TED Talk: Why dieting doesn’t usually work

Such a valuable video for anyone who’s ever beat themselves up because their diet didn’t work long term: There was once a time when what and how much I ate shadowed every waking moment of my day. Fortunately, that time ended years ago; I’m much the same weight now (I’ve never been overweight), but my relationship with food has…

Real Bread: Chorleywood, sourdough, intolerance, flavour and health

In July 2011, a loaf of ‘factory bread’ was carried across the common of Chorleywood, a picturesque village on the outskirts of London, to the Beaumont House Care Home to be settled into retirement. The stunt was part of the annual Chorleywood Village Day, and intended to symbolise the sun setting on the additive-laden, time-and-nutrient-poor supermarket…

Tips for making week-night cooking easy, interesting and less wasteful

How to make cooking every night of the week as stress-free and enjoyable as possible. Plan what you’re going to cook next week. This means you can make/marinade/prep ahead to make it easier on the night and more interesting meals possible, and also avoids that last minute panic at 6pm when you don’t have anything in…
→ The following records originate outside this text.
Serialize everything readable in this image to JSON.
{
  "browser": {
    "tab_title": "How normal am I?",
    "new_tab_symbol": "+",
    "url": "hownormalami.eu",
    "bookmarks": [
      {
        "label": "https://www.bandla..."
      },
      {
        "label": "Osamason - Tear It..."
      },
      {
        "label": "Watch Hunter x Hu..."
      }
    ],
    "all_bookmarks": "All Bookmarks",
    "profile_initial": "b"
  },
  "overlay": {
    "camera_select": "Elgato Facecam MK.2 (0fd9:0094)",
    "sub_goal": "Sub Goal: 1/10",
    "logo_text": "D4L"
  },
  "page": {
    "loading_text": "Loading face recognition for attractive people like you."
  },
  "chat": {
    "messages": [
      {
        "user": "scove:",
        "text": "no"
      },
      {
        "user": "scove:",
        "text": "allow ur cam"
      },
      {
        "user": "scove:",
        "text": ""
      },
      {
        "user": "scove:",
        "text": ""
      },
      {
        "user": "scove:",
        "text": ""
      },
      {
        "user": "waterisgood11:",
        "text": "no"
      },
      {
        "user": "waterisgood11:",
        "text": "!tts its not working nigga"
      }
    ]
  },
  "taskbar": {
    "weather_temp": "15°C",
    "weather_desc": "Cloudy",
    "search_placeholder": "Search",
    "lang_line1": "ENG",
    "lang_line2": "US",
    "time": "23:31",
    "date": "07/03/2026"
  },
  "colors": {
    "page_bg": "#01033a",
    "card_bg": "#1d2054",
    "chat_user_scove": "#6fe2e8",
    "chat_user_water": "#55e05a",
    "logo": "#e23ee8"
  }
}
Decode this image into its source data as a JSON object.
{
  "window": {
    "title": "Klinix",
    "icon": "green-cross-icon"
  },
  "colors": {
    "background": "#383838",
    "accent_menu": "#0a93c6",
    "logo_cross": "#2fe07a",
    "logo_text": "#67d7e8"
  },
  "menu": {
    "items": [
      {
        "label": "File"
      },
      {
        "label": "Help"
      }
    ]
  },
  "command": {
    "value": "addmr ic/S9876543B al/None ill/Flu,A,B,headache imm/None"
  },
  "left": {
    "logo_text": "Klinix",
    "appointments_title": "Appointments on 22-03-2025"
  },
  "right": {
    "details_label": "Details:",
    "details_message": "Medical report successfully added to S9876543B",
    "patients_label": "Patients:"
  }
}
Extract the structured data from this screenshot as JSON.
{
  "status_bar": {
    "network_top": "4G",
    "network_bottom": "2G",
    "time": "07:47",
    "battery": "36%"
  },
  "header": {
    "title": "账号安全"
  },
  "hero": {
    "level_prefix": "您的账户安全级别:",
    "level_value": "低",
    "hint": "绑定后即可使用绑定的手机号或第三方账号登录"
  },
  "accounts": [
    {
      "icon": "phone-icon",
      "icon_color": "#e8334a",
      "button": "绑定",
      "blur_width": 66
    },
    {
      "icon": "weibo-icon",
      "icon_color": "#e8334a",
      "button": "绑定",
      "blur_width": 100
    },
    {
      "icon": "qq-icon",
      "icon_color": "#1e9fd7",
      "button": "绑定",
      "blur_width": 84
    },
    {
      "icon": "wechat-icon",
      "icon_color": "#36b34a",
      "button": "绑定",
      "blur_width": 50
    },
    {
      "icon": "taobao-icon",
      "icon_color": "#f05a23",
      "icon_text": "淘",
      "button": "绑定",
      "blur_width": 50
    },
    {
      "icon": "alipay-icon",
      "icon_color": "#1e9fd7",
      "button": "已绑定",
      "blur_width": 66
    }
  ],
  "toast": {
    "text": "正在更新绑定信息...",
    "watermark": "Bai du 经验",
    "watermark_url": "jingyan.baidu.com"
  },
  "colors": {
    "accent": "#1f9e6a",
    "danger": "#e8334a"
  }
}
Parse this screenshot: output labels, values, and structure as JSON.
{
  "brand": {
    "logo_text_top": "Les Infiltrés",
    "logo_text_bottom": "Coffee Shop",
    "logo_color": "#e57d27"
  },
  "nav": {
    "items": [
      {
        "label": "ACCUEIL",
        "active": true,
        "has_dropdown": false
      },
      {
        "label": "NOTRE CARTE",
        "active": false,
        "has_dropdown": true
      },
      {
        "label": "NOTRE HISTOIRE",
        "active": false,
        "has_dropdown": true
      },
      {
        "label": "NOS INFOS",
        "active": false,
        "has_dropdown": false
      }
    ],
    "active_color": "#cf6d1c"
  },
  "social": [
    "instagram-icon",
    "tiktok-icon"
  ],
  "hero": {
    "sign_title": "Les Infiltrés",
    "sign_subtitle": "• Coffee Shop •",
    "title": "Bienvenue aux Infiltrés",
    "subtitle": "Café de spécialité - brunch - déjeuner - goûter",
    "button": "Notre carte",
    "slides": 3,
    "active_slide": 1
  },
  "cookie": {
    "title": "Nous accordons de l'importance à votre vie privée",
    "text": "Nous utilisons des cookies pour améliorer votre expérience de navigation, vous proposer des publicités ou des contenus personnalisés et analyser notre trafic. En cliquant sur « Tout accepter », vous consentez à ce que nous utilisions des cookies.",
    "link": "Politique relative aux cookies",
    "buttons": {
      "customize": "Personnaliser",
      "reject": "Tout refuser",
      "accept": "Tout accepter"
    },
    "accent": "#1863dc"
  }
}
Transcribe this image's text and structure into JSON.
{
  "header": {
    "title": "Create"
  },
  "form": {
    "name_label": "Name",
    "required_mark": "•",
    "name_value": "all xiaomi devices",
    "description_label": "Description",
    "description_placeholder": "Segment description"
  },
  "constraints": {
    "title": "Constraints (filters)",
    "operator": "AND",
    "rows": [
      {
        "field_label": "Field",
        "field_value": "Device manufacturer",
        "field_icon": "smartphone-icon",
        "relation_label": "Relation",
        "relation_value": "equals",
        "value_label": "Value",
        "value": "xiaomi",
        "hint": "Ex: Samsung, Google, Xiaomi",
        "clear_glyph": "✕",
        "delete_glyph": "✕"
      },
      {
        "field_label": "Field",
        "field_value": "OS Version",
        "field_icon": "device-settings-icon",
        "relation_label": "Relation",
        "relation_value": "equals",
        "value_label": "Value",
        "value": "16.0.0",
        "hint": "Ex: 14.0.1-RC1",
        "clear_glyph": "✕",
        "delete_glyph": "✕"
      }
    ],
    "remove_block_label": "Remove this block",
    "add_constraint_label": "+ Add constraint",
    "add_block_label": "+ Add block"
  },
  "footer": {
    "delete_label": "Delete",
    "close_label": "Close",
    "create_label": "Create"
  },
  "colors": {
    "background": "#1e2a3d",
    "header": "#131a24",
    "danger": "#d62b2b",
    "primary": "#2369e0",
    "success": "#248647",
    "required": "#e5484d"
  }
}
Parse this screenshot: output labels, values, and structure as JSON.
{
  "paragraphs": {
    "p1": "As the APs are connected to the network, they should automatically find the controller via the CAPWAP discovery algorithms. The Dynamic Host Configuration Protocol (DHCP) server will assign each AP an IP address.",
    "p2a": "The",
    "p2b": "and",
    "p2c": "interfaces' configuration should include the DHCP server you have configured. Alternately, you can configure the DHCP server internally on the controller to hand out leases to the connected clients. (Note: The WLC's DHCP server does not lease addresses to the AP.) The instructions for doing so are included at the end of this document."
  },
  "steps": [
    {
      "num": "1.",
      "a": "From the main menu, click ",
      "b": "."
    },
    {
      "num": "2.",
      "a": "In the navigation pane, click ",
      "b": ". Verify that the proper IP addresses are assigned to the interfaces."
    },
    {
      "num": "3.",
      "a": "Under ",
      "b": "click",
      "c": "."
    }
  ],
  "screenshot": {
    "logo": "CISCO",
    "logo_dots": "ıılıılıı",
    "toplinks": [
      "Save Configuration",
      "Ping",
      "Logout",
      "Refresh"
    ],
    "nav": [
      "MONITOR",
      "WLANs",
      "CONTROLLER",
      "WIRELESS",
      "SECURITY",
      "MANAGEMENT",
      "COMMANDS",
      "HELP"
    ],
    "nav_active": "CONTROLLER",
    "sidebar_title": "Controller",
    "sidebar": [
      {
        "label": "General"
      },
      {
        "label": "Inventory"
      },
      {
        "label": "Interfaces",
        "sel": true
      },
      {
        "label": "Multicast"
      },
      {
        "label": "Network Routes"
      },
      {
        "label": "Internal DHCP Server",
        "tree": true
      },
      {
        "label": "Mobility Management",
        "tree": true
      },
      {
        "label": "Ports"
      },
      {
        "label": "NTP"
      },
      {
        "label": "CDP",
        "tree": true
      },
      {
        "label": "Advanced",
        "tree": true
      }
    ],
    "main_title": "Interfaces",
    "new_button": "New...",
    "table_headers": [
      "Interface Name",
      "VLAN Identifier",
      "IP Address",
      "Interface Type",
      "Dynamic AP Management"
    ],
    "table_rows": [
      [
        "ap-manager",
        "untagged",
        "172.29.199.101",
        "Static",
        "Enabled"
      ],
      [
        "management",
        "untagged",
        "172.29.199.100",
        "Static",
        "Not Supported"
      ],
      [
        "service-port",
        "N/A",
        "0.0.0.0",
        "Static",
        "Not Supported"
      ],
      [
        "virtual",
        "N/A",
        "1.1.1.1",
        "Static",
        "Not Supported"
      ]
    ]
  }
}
Weaning

The NHS weaning page is an excellent introduction to weaning essentials, and Nikki Duffy’s River Cottage Baby & Toddler Cookbook includes a thorough and thoroughly useful chapter on weaning, nutrition, different approaches and the benefits of doing-it-yourself rather than relying on shop-bought. I also highly recommend First Bite: How We Learn to Eat by Bee Wilson, a…

Why bother cooking?

  “Food preferences are learnt behaviour. Frequent, positive exposure to healthy food and consistently eating less sugar changes our sense of sweetness. Ditto salt.” Bee Wilson, First Bite: How We Learn to Eat, 2015 Eighty per cent of processed food has sugar added to it, including some surprising offenders: one of the high-street chain Eat’s soups, for…

The Easiest Way: To eat a healthy balanced diet

What is a healthy, balanced diet? Food writer and journalist Michael Pollen simplified the whole messy drama for us with his oft-quoted aphorism: ‘Eat food, not too much, mostly plants.‘ To work out whether you’re following this advice, consider your typical meals and snacks and ask these questions: Would your great-grandmother recognise what you’re eating as…

The Easiest Way: To keep to government drinking guidelines

In January 2016, the government came out with the nerve-jangling announcement that there is no such thing as a ‘safe drinking level’ – any amount of alcohol can increase the chance of developing cancer. Terrifying though this thought might be, it doesn’t necessarily mean that we should all become teetotal – study after study has…